François Olivier,

Transcontinental ends 20 weekly papers in reorg

News comes as Competition Bureau approves the sale of 14 other papers

Transcontinental Inc. says it will end the publication of 20 weekly newspapers in Quebec, resulting in the layoff of about 80 employees.

The newspapers, for the most part, will be integrated with other publications it holds in the same regions, Transcontinental said Wednesday.

The Montreal-based printing company announcement comes as the federal Competition Bureau approved the sale of 14 community newspapers out of 33 that were put up for sale by Transcontinental. Of the 14 sold, three will continue to be published as weekly papers and 11 will be published online only.

The Competition Bureau required the sale as part of a $75-million deal last year in which Transcontinental acquired 74 weekly newspapers and their websites from Quebecor‘s Sun Media Corp.

All but one of the 19 papers that couldn’t find buyers will be closed. Transcontinental is also closing two its own weekly publications, bringing the total number of closures to 20.

In June, the Competition Bureau said that 33 weekly papers – 11 newspapers that had been launched or acquired by Transcontinental in the past few years and 22 Sun Media community newspapers, most of which had also been introduced since 2010 – needed to be sold to help preserve advertising competition in local Quebec markets.

Commissioner of Competition John Pecman said the watchdog is satisfied that 14 newspapers will be sold.

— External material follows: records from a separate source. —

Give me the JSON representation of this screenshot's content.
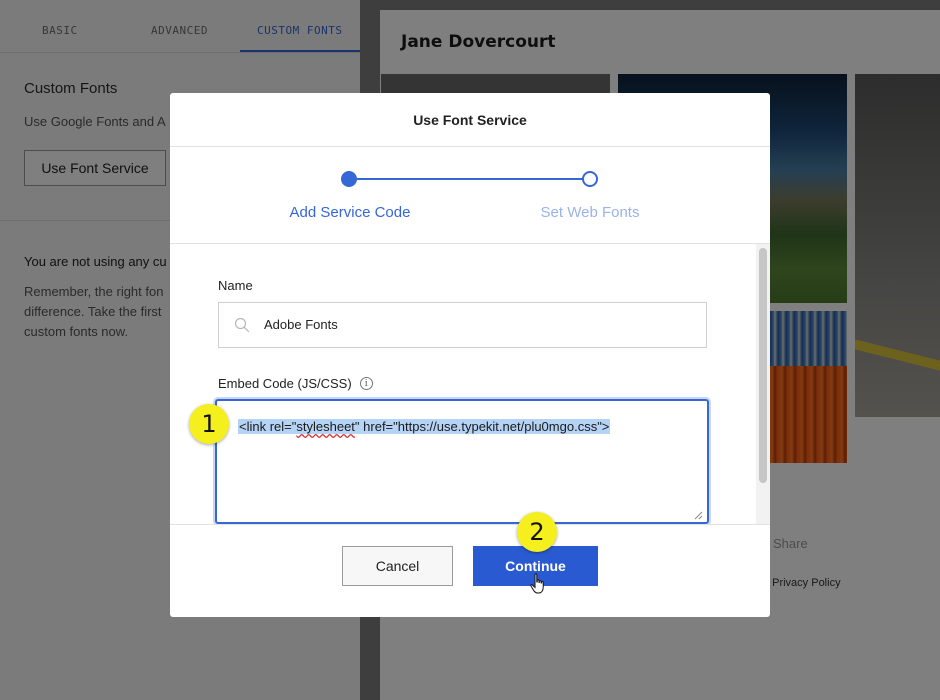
{
  "background": {
    "tabs": [
      {
        "label": "BASIC"
      },
      {
        "label": "ADVANCED"
      },
      {
        "label": "CUSTOM FONTS"
      }
    ],
    "custom_fonts_title": "Custom Fonts",
    "custom_fonts_desc": "Use Google Fonts and A",
    "use_font_service_label": "Use Font Service",
    "warning_text": "You are not using any cu",
    "remember_text": "Remember, the right fon\ndifference. Take the first\ncustom fonts now.",
    "author_name": "Jane Dovercourt",
    "share_label": "Share",
    "privacy_label": ". Privacy Policy"
  },
  "modal": {
    "title": "Use Font Service",
    "steps": [
      {
        "label": "Add Service Code",
        "state": "active"
      },
      {
        "label": "Set Web Fonts",
        "state": "inactive"
      }
    ],
    "name_label": "Name",
    "name_value": "Adobe Fonts",
    "embed_label": "Embed Code (JS/CSS)",
    "info_glyph": "i",
    "embed_code_parts": {
      "before": "<link rel=\"",
      "misspelled": "stylesheet",
      "after": "\" href=\"https://use.typekit.net/plu0mgo.css\">"
    },
    "cancel_label": "Cancel",
    "continue_label": "Continue"
  },
  "annotations": [
    {
      "label": "1"
    },
    {
      "label": "2"
    }
  ],
  "colors": {
    "accent": "#3667d6",
    "button_primary": "#2a5ad1",
    "annotation_badge": "#f5ef1d",
    "selection": "#b5d3f5"
  },
  "icons": [
    "search-icon",
    "info-icon",
    "resize-handle-icon",
    "hand-cursor-icon"
  ]
}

“However, I understand that some communities will be disappointed that no acceptable buyer was found for their community newspapers or that they are going to lose the paper edition of their newspaper,” he said in a statement.

“I remain convinced that the Bureau has done everything in its power to test the market to determine if there was a possible alternative to Transcontinental owing all the papers. Unfortunately, in some cases like this one, where many newspapers are in financial distress owing to the ongoing transformation of the community newspaper industry, the market dictates that there are limited alternatives.”

Transcontinental publishes more than 30 magazines including Canadian Living and Elle Canada, as well as books and flyers. It also has a network of community newspapers in the Atlantic provinces and online portals such as AutoGo.ca and JobGo.ca, and is the owner of the Metro weekday daily in Montreal and co-owner of Metro Halifax.

Quebecor Media operates Quebec’s largest daily newspaper Le Journal de Montreal, Le Journal de Quebec, the 24 Heures free daily, the QMI news agency and Sun Media Corp. which is Canada’s largest newspaper publisher.

Pictured: TC Transcontinental president and CEO Francois Olivier

Media Articles

Social Scanner: Hootsuite celebrates Halloween

Plus, Taco Bell goes dark on social and Chevrolet embraces its slip up

PMB and NADbank merge

New entity promises enhanced data, reduced costs

6 takeaways from the Brightroll Video Summit

Panelists covered everything digital, video and mobile

Bell Media launches video streaming service

"Project Latte" will include the entire HBO scripted off-air library

Toronto Crime Stoppers shed light on contraband tobacco

Public awareness campaign asks citizens to take action

UPDATED: Rogers and Vice Media enter $100-million partnership

Media companies to produce Canadian-focused content for mobile, web and TV

A revisionist’s recent history of TV and internet advertising (Column)

Traditional TV has done a poor job of defending itself against false perceptions that ad spend is shifting dramatically. The danger is these perceptions can lead marketers to invest against that change, making it a reality

Digital magazine readership on the rise: PMB

Digital readership increases by more than 50% in the past year

Nearly half of Canadians read a newspaper each day: NADbank

Digital-only readership is just 11%, but growing among younger demographics